How to Remove Non-Value Activities from your Purchasing Process

In meeting with hundreds of stakeholders in the manufacturing, distribution, and service industries, we found that many of them face highly similar challenges:

-Lack of Inventory Control

-Poor Customer Service, Missed Ship Dates

-Lack of Quality Control Validation

-Cost Inefficiencies

-Inconsistent Shop Floor Reporting

-Inefficient Equipment Utilization


-Supply Chain Problems

We assess these costly, growth-inhibiting, and productivity-draining issues largely from the perspective of how they can be solved by capturing data and creating standardized processes. This is the first step for bringing operational practices into alignment with business goals. Because Lean principles are designed specifically to enhance processes and identify wasteful activities, we typically begin by identifying inefficiencies.

One of the most common red flags that indicates inefficiencies is an unnecessary step in the process. We call this a Non-Value-Added activity (NVA) because not only does it occupy the time of workers without benefit, but it also typically increases waste and/or hinders the drive for higher productivity. Once a NVA is identified and brought to the attention of management, the obvious solution is to eliminate it.

Procurement Pain Points

In many manufacturing environments, deeply entrenched, highly inefficient purchasing processes exist, often the result of legacy systems which have escaped careful review. Outdated and manual procurement-to-pay practices often rely on inconsistent methods and overcomplicated requisition and approval processes. Paper-based POs (Purchase Order) and invoicing, a lack of data capture, and a failure to integrate procurement with other data management systems can all lead to overspending, poor oversight, and a hinderance to growth.

Every client situation is unique, from the products they produce to the materials they procure. That’s why an analysis of the entire supply chain (down to the shop floor and production line) is essential to the application of Lean principles and the development of a customized ERP solution. This informs the MRP (Material Requirements Planning) specialists in capturing the processes in place and optimizing them to eliminate waste and achieve greater efficiencies.

To better illustrate the processes, we wanted to share a client engagement story from the food and beverage industry.

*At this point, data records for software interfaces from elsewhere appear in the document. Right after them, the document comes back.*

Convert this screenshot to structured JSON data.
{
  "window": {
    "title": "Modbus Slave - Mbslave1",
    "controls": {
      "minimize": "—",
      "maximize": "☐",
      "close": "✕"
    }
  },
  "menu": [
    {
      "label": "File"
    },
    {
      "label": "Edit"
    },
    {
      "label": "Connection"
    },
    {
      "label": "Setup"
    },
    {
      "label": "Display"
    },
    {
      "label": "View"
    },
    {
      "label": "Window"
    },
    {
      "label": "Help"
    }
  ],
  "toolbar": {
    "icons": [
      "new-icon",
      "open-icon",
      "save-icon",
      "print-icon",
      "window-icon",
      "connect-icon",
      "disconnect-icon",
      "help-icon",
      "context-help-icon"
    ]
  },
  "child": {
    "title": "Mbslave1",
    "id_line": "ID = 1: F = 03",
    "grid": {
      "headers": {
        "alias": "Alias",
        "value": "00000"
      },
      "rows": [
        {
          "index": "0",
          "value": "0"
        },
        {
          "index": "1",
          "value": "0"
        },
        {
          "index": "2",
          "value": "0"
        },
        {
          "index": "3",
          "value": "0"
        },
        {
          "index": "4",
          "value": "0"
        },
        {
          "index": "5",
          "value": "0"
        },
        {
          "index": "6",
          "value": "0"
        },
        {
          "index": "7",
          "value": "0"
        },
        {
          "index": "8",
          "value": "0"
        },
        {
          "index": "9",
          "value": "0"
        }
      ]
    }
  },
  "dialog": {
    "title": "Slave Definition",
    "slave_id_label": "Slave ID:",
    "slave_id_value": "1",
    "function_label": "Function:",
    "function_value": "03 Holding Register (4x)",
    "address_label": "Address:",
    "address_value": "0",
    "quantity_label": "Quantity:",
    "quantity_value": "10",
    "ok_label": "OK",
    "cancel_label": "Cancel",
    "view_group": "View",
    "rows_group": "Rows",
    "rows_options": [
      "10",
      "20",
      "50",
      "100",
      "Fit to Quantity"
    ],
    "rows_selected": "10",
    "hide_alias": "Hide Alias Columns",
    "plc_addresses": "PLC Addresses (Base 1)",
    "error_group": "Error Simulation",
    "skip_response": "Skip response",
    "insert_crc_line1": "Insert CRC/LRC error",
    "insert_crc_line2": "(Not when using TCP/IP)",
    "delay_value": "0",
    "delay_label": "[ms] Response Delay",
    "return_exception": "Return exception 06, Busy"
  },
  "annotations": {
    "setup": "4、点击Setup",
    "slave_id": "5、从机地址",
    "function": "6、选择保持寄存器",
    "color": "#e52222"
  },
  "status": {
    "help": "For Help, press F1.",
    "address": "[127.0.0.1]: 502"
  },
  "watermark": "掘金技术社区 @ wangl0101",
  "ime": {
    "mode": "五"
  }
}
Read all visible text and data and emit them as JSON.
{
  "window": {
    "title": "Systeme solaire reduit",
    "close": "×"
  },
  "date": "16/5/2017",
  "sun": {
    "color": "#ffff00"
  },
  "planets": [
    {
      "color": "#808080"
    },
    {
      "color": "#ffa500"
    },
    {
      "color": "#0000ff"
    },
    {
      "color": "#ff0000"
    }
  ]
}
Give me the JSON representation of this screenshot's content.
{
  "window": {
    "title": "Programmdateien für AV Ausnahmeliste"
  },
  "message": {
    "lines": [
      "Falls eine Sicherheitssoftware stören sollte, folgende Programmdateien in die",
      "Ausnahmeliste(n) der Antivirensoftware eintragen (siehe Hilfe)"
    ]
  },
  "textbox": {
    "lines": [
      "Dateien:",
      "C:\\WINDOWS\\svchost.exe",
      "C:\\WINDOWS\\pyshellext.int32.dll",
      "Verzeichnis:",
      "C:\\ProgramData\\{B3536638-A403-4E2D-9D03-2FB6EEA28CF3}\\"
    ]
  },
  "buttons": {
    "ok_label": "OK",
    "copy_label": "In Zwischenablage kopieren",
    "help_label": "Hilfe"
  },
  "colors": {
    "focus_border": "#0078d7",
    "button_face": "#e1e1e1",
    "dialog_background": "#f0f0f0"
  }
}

Based in Indianapolis, Indiana, the company formulates beverages and packages them in cans. All manufacturers in the food and beverage industry must meet stringent FDA requirements of traceability. Every ingredient that is destined to be ingested or come in contact with foodstuff must be thoroughly documented and the vendor identified as an FDA-certified supplier.

Therefore, the raw materials used to make the cans must be approved for such use and the vendor must also be validated. The company itself is an SQF-certified (Safe Quality Food) facility and the vendors they purchase from must also be SQFs. Our client was utilizing a Purchase Requisition (PR) form to identify materials in each procurement transaction. Then a purchase order was generated from the PR, which added another step to the process.

Our Lean management consultants correctly identified this as an NVA and decided to eliminate the purchase requisition. Because the items and vendors had already been certified, this could be done while maintaining the integrity of the FDA requirements. The decision was then made to have all raw material requirements generate a purchase order. Eliminating a step out of the purchasing process was particularly important in this case since the materials they purchase have an extended shelf life. Maintaining sufficient but minimum inventory could free up capital for other uses and result in measurable cost savings.

The challenge was to ensure quality and value up the supply chain. Having quantified the shelf life of the raw materials and tightening up the optimal inventory levels necessary, we could develop a process management system capable of monitoring and maintaining the correct procurement practices and supply chain tolerances. By enhancing this process, an increased value-benefit to the customer was seen in a quicker delivery time by shortening the start time to finished goods.

Which NVAs Exist in Your Organization?

Identifying and eliminating unnecessary steps is imperative within every manufacturing environment. The cost savings seen in this case study are magnified when perishable raw materials are present. The goal of all material requirement planning is to solve challenges such as these by starting with which materials are being purchased, in what quantity, and when they are required by the production line.

In creating a customized MRP solution for this client, we took great care to ensure the consistency of quality was maintained even as cost-saving and supply chain efficiencies were implemented. Following the implementation of the solution, it became clear that applying Lean principles had once again proven effective. Had this analysis not been performed to identify and eliminate an NVA, who can say how many more years it would have continued to exist?

Lean as a way of doing business

To benefit from Lean, we must know what Lean seeks to accomplish. As we’ve discussed in the article, the overarching objectives are eliminating waste and wasteful activities, while driving greater efficiencies and supporting growth. In this ongoing Lean management series, we’ll dive into more detail about how to apply the Lean Principles and the many ways we use them to support the processes, modules, and functionality of our Attivo-All-In-One ERP solutions.

Attivo All-In-One, powered by SAP Business One, has the most powerful and fully integrated analytic and reporting tools in the ERP software sector for small to mid-sized businesses. This makes it easier and more efficient to design and implement customized quality control processes and methods across your organization.